YOUR OBJECTIVE >> Go line by line through the entries below and copy those containing the string "Policy".
━━━━━━
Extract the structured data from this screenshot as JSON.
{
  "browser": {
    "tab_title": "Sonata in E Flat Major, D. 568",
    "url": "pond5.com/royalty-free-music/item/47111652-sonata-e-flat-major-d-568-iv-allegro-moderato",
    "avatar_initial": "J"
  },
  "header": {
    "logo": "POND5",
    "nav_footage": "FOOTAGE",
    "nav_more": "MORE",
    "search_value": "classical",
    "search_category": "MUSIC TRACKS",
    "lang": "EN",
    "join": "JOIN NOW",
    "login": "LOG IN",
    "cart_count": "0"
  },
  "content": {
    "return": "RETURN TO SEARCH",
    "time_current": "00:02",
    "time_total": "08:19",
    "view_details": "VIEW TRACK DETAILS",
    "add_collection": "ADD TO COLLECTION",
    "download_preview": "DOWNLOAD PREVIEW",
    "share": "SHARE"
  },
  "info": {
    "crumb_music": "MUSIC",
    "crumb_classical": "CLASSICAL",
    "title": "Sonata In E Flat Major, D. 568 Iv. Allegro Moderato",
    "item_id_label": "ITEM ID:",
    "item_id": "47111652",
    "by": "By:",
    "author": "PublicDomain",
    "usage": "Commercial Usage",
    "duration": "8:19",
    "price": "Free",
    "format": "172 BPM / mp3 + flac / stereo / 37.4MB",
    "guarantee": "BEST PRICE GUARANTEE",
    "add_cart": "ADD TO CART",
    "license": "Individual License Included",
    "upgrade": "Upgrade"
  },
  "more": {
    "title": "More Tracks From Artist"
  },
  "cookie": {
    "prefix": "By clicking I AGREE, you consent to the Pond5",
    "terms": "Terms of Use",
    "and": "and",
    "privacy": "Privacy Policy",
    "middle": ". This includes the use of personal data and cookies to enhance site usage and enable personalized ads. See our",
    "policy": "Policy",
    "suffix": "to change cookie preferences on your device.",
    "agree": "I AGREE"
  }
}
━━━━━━
EXERCISE RESULT >>
    "privacy": "Privacy Policy",
    "policy": "Policy",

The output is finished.